MEMPHIS, Tenn. – Memphis Mayor Jim Strickland said the city was working to ensure it didn’t repeat the Shelby County Health Department’s mistakes two days after the city took over management of the county’s COVID vaccines.
The remarks came during a visit from Governor Bill Lee in which he met with Strickland and inspected the Pipkin vaccination site.
“We came to this site just to make sure that we could get eyes on the ground of what’s happening in Shelby County,” said Lee.
State health officials said Friday that its investigators had characterized the county’s health department as a “low-accountability organization.” Strickland said things will be different with the city in charge of vaccinations.
“I am not saying that we will never make a mistake, but what I’m saying is overall I feel very confident,” said Strickland.
The county was criticized for amassing a vaccine stockpile 30,000 doses in excess of what state officials say they should have had.
“There is a limited supply. If it is held in stockpile or in excess inventory, it is by default not getting into the arm of an elderly individual,” said Tennessee Health Commissioner Dr. Linda Piercey.
Strickland said the city is working closely with officials from the state health department to learn the proper procedures for storing and handling COVID vaccines.
“We will follow the procedures as best we can,” said Strickland.
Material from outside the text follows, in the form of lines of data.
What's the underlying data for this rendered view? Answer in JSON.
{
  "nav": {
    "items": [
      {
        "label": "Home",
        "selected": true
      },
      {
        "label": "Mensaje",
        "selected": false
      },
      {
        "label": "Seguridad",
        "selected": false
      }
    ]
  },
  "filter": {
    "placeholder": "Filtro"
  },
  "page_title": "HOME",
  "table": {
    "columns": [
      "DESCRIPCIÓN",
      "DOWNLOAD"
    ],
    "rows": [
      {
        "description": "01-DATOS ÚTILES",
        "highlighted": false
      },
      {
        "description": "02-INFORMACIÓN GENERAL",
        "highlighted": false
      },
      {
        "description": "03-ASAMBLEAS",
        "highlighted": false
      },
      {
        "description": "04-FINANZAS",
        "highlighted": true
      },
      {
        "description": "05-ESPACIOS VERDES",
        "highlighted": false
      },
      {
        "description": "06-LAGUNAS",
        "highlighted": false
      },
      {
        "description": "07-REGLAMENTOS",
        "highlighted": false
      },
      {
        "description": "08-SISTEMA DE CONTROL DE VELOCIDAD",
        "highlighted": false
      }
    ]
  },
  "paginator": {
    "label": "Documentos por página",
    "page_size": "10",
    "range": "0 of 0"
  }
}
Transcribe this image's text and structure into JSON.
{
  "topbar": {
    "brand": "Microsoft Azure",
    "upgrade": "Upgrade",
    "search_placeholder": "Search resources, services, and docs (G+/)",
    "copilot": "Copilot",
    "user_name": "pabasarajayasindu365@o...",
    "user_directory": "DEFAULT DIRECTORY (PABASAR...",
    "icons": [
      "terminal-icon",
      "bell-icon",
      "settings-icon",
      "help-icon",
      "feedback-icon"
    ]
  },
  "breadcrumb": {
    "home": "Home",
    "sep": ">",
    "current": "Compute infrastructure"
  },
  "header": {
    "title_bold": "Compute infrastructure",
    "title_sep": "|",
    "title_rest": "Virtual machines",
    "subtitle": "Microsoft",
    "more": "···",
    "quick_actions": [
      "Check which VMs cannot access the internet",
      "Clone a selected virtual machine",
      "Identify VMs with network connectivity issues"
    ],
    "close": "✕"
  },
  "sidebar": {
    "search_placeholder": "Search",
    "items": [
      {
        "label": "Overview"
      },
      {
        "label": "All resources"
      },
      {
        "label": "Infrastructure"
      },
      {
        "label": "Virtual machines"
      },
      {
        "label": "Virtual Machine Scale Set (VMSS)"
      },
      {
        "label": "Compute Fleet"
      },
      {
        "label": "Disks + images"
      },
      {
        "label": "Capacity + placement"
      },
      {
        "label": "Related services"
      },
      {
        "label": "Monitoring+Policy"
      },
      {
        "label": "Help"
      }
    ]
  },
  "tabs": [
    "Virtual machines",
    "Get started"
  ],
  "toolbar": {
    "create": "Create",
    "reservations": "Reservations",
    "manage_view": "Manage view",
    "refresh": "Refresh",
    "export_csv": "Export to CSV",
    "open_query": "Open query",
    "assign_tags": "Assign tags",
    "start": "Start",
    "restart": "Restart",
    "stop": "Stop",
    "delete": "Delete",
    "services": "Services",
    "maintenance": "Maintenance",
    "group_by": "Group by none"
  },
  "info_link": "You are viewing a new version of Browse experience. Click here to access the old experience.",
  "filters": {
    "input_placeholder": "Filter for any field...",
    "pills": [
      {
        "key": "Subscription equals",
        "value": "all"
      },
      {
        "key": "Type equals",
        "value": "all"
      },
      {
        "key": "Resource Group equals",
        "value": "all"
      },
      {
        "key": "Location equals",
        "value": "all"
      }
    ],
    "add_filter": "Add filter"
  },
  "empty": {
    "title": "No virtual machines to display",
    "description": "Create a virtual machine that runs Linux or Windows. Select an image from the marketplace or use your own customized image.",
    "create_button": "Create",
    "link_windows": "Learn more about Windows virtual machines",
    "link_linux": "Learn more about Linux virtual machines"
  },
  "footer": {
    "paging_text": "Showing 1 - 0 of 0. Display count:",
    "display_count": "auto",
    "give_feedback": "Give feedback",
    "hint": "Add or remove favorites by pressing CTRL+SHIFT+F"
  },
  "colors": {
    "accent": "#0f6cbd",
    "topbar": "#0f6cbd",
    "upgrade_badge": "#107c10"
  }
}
The city has launched an online sign up for vaccinations and has 30,000 appointments available next week.
Appointments can also still be made over the phone using the county’s hotline: 901-222-SHOT.